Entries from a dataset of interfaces
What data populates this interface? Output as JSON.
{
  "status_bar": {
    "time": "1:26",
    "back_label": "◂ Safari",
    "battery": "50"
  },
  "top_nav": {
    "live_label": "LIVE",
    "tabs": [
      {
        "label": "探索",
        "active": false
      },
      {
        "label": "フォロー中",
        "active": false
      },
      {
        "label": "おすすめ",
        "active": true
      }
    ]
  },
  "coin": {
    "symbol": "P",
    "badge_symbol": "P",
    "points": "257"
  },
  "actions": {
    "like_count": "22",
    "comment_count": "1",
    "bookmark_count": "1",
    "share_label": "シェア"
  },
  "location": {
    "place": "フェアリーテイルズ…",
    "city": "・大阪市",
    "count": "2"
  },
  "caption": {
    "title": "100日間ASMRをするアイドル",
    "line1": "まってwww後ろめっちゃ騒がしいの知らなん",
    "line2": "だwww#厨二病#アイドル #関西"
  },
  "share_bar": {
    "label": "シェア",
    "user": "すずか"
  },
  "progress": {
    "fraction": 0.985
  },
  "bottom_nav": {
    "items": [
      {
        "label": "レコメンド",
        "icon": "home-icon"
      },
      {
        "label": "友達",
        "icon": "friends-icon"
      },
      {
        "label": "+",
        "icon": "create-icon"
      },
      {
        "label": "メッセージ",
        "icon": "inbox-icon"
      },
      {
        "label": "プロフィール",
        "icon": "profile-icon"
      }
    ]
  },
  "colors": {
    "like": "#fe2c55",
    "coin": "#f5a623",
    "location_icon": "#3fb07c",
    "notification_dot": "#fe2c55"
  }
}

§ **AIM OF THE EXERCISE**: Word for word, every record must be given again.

§ **RESPONSE BOX**:
What data populates this interface? Output as JSON.
{
  "status_bar": {
    "time": "1:26",
    "back_label": "◂ Safari",
    "battery": "50"
  },
  "top_nav": {
    "live_label": "LIVE",
    "tabs": [
      {
        "label": "探索",
        "active": false
      },
      {
        "label": "フォロー中",
        "active": false
      },
      {
        "label": "おすすめ",
        "active": true
      }
    ]
  },
  "coin": {
    "symbol": "P",
    "badge_symbol": "P",
    "points": "257"
  },
  "actions": {
    "like_count": "22",
    "comment_count": "1",
    "bookmark_count": "1",
    "share_label": "シェア"
  },
  "location": {
    "place": "フェアリーテイルズ…",
    "city": "・大阪市",
    "count": "2"
  },
  "caption": {
    "title": "100日間ASMRをするアイドル",
    "line1": "まってwww後ろめっちゃ騒がしいの知らなん",
    "line2": "だwww#厨二病#アイドル #関西"
  },
  "share_bar": {
    "label": "シェア",
    "user": "すずか"
  },
  "progress": {
    "fraction": 0.985
  },
  "bottom_nav": {
    "items": [
      {
        "label": "レコメンド",
        "icon": "home-icon"
      },
      {
        "label": "友達",
        "icon": "friends-icon"
      },
      {
        "label": "+",
        "icon": "create-icon"
      },
      {
        "label": "メッセージ",
        "icon": "inbox-icon"
      },
      {
        "label": "プロフィール",
        "icon": "profile-icon"
      }
    ]
  },
  "colors": {
    "like": "#fe2c55",
    "coin": "#f5a623",
    "location_icon": "#3fb07c",
    "notification_dot": "#fe2c55"
  }
}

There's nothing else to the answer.